“We closed boarding and no, you could not have received such an email.”
“I did, I did,” I said plaintively, thinking I must have read it wrong. Wait… Although I’d had poor luck finding phone signals in Arizona, five million people populated Phoenix. Surely AT&T had a presence here, didn’t they?
I pulled out my dusty iPhone and… Yes! A signal! Moreover, an email! The right one. I held out the phone like a child showing homework to the teacher.
“Ma’am, here’s the email. It spells out the details and I’m here on time.”
She read it once. Not quite believing it, she peered closer. I could almost hear the chips in her brain going, “Oh crap, he’s right.” Then she glanced at the clock ticking away on her computer terminal and lit up. “NOW,” she said with immense satisfaction, “now you’re too late.”
The counter agent gave me the most carefully neutral look. She managed to convey a measure of sympathy.
“I’ve booked you tomorrow. If you don’t mind a hint, lose a couple of pounds in your suitcase.” Again she gave her patented neutral look. “Thank you for choosing United.”
No hurry. Good company, good food, good night’s sleep. Orlando could wait another day.
The personality of all cities depend upon geography and geology. More than most, the Copper State’s very existence depends upon Mother Nature’s good nature.
It’s bedrock is literally laid bare. River beds lace hither and yon, empty and dry… most of the time. Water, when it comes, can rage rapidly, as colleague Susan Slater has expressed in her novel, Flash Flood.
Unlike Eastern states, water rights are bought and sold. So are mineral rights.

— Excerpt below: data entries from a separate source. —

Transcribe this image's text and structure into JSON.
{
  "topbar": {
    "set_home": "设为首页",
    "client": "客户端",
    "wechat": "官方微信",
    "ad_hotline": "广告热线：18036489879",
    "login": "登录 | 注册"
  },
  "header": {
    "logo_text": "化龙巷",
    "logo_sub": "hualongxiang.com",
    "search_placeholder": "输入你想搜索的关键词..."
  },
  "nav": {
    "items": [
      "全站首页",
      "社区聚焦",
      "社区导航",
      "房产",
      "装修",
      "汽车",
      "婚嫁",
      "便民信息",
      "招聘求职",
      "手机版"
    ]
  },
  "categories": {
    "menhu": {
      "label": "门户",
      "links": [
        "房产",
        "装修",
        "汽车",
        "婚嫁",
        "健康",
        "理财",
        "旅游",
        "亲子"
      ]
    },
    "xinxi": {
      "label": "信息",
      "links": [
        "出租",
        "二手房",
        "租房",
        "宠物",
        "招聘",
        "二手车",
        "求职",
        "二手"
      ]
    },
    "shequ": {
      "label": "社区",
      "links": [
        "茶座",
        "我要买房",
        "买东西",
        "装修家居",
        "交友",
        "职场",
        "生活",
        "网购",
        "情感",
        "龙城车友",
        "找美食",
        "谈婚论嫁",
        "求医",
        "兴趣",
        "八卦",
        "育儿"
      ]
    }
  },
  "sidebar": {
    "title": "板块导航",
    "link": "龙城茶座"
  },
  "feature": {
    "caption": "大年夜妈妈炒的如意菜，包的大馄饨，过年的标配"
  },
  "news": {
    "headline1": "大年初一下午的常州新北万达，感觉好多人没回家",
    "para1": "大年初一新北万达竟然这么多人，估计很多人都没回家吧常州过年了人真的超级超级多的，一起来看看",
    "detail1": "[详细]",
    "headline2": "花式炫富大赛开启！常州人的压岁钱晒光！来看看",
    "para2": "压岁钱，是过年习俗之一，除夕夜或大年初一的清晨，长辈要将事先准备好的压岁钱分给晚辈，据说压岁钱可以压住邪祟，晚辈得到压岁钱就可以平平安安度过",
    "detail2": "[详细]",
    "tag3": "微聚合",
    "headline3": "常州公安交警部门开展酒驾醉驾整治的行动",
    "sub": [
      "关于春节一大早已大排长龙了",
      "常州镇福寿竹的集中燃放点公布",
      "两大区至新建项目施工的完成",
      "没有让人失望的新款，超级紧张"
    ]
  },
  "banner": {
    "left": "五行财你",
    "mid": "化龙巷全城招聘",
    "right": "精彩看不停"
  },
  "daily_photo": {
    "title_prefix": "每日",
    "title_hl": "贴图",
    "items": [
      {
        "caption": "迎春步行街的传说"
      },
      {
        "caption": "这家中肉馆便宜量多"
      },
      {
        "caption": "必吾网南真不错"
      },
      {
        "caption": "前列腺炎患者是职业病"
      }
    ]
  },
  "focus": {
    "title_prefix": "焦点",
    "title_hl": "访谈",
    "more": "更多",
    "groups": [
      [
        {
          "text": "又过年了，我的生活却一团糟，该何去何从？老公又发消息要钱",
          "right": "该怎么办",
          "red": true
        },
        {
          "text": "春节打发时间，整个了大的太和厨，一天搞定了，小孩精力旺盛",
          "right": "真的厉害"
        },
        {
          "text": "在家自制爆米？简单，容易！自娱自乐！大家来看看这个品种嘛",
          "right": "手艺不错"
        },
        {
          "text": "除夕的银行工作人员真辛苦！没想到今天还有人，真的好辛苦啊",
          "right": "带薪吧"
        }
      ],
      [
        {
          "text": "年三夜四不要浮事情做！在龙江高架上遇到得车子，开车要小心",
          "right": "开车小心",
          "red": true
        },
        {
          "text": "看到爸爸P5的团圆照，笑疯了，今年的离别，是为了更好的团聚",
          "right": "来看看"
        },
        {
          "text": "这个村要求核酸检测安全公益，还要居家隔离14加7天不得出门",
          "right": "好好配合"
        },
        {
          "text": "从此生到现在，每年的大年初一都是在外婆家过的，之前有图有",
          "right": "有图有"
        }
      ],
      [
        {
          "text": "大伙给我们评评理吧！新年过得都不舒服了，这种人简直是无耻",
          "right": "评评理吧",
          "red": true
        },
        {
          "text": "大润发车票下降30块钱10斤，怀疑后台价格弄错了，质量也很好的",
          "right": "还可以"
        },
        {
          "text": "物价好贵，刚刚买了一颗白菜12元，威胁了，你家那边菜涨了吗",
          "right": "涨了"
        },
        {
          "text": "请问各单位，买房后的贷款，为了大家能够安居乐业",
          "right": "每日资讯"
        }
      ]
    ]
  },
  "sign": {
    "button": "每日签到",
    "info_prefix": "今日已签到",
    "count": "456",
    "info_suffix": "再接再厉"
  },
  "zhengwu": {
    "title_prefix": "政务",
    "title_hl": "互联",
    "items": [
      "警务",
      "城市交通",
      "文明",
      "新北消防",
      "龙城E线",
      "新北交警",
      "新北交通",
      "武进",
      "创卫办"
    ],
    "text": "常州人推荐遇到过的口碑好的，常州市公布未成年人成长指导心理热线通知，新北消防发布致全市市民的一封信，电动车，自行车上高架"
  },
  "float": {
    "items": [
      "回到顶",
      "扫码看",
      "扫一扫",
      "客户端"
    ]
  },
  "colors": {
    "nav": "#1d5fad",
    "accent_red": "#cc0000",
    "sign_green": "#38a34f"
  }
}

A few strip mines in the Copper State have left behind unnatural terraced hills, white not from rime but extraction chemicals. Arizona has been fortunate in other metals that begin with the letter A in the periodic table: Au, Ag, Al… gold, silver, and aluminum.
NASA used selected places in Arizona for lunar mission training. It’s not difficult for an outsider to think of Arizona as a beautiful planet in itself, one where pioneering humans have dug in, stubbornly nesting amongst its fabulous rock structures, a landscape hospitable to the hardiest among us.
Just avoid uninsured elk.